Component data from apps and pages
####

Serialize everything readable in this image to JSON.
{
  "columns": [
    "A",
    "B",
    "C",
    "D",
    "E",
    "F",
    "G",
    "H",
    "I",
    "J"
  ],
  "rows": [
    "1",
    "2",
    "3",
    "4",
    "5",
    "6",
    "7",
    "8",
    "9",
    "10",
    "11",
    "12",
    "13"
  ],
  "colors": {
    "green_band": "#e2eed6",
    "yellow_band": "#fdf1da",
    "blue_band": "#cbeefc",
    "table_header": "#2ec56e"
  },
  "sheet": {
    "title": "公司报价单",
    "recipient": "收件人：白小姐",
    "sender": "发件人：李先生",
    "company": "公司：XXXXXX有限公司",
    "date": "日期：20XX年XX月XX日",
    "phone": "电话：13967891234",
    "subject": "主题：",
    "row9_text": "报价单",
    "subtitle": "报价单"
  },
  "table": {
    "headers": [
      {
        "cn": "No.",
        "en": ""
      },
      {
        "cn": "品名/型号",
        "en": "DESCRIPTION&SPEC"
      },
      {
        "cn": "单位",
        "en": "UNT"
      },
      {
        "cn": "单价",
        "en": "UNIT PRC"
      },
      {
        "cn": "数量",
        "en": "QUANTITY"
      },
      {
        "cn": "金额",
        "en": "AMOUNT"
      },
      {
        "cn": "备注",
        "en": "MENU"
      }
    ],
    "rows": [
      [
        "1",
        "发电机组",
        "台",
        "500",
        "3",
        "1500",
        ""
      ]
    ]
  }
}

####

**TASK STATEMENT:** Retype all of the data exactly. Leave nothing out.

**EXERCISE OUTPUT:**
Serialize everything readable in this image to JSON.
{
  "columns": [
    "A",
    "B",
    "C",
    "D",
    "E",
    "F",
    "G",
    "H",
    "I",
    "J"
  ],
  "rows": [
    "1",
    "2",
    "3",
    "4",
    "5",
    "6",
    "7",
    "8",
    "9",
    "10",
    "11",
    "12",
    "13"
  ],
  "colors": {
    "green_band": "#e2eed6",
    "yellow_band": "#fdf1da",
    "blue_band": "#cbeefc",
    "table_header": "#2ec56e"
  },
  "sheet": {
    "title": "公司报价单",
    "recipient": "收件人：白小姐",
    "sender": "发件人：李先生",
    "company": "公司：XXXXXX有限公司",
    "date": "日期：20XX年XX月XX日",
    "phone": "电话：13967891234",
    "subject": "主题：",
    "row9_text": "报价单",
    "subtitle": "报价单"
  },
  "table": {
    "headers": [
      {
        "cn": "No.",
        "en": ""
      },
      {
        "cn": "品名/型号",
        "en": "DESCRIPTION&SPEC"
      },
      {
        "cn": "单位",
        "en": "UNT"
      },
      {
        "cn": "单价",
        "en": "UNIT PRC"
      },
      {
        "cn": "数量",
        "en": "QUANTITY"
      },
      {
        "cn": "金额",
        "en": "AMOUNT"
      },
      {
        "cn": "备注",
        "en": "MENU"
      }
    ],
    "rows": [
      [
        "1",
        "发电机组",
        "台",
        "500",
        "3",
        "1500",
        ""
      ]
    ]
  }
}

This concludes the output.